Over 20% of children will experience some problems with learning during their schooling that can have a negative impact on their academic attainment, wellbeing, and longer-term prospects. Traditionally difficulties are grouped in diagnostic categories like attention deficit hyperactivity disorder (ADHD), dyslexia, or conduct disorder. Each diagnostic category is associated with certain behaviours that need to be present for the label to be applied. However, children’s difficulties often span multiple domains. For instance, a child could have difficulties with paying attention in the classroom (ADHD) and could also have a deficit in reading (dyslexia). This makes it difficult to decide which diagnostic label is the most appropriate and, consequently, what support to provide. Further, there can be a mixture of difficulties within a diagnostic category. For instance, children with ADHD can have mostly deficits with inattention or hyperactivity, or both. This heterogeneity makes research on the mechanisms behind these disorders very difficult as each subtype may be associated with specific mechanisms. However, there is currently no agreement about the presence, number, or nature of subtypes in most developmental disorders.

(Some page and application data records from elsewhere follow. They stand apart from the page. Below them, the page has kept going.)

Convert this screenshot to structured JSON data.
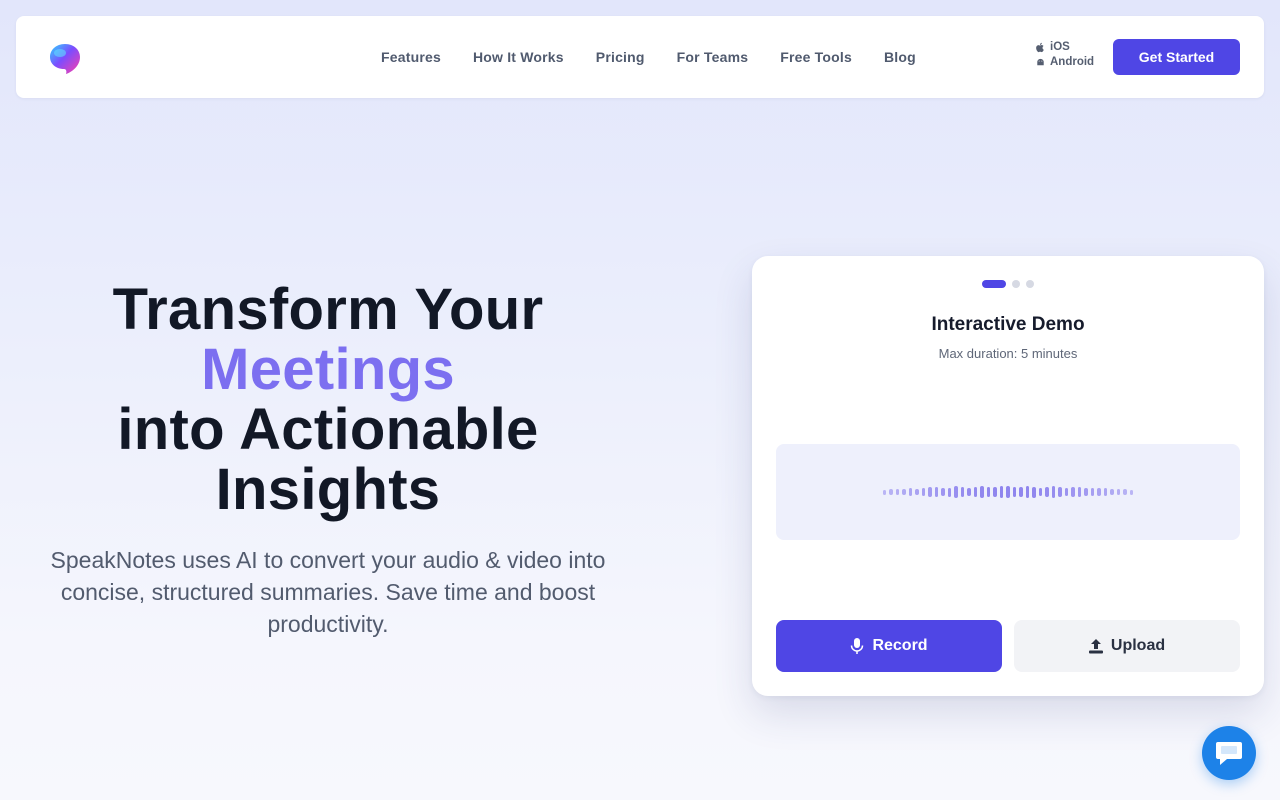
{
  "nav": {
    "logo": "speaknotes-logo",
    "links": [
      "Features",
      "How It Works",
      "Pricing",
      "For Teams",
      "Free Tools",
      "Blog"
    ],
    "stores": [
      {
        "label": "iOS",
        "icon": "apple-icon"
      },
      {
        "label": "Android",
        "icon": "android-icon"
      }
    ],
    "cta_label": "Get Started"
  },
  "hero": {
    "title_line1": "Transform Your",
    "title_accent": "Meetings",
    "title_line3": "into Actionable",
    "title_line4": "Insights",
    "subtitle": "SpeakNotes uses AI to convert your audio & video into concise, structured summaries. Save time and boost productivity."
  },
  "demo": {
    "slides_total": 3,
    "active_slide": 1,
    "title": "Interactive Demo",
    "subtitle": "Max duration: 5 minutes",
    "record_label": "Record",
    "upload_label": "Upload"
  },
  "colors": {
    "primary": "#4f46e5",
    "accent_text": "#7c6ff0",
    "chat": "#1d82e8"
  },
  "chat": {
    "icon": "chat-bubble-icon"
  }
}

In our latest study, we applied a new approach to group behavioural difficulties in a large sample of children who attended the Centre for Attention, Learning, and Memory (CALM). This sample is a mixed group of children who were referred because of any difficulty relating to attention, learning, and/or memory. The parents of the children filled in a questionnaire that is often part of the assessment that informs the advice of education specialists on the most appropriate support for a child. The questionnaire contained questions like “Forgets to turn in completed work”, “Does not understand what he/she reads”, or “Does not get invited to play or go out with others”. In our analysis, we grouped children by the similarity of ratings on this questionnaire using a data-driven algorithm. The algorithm had two aims: a) form groups that are maximally different b) groups should contain cases that are as similar as possible. The results suggested that there were three groups of children with: 1) primary difficulties with attention, hyperactivity, and self-management 2) primary difficulties with school learning, e.g. reading and maths deficits 3) primary difficulties with making and maintaining friendships.
Next, we investigated if the behavioural profiles identified through the algorithm also show differences in brain anatomy. We found that white matter connections of the prefrontal and anterior cingulate cortex mostly strongly distinguished the groups. These areas are implicated in cognitive control, decision making, and behavioural regulation. This indicates that the data-driven grouping aligns well with biological differences that we can investigate in more detail in future studies.
The preprint of the study can be found here: http://www.biorxiv.org/content/early/2017/07/05/158949
The code used for the analysis can be found here: https://github.com/joebathelt/Conners_analysis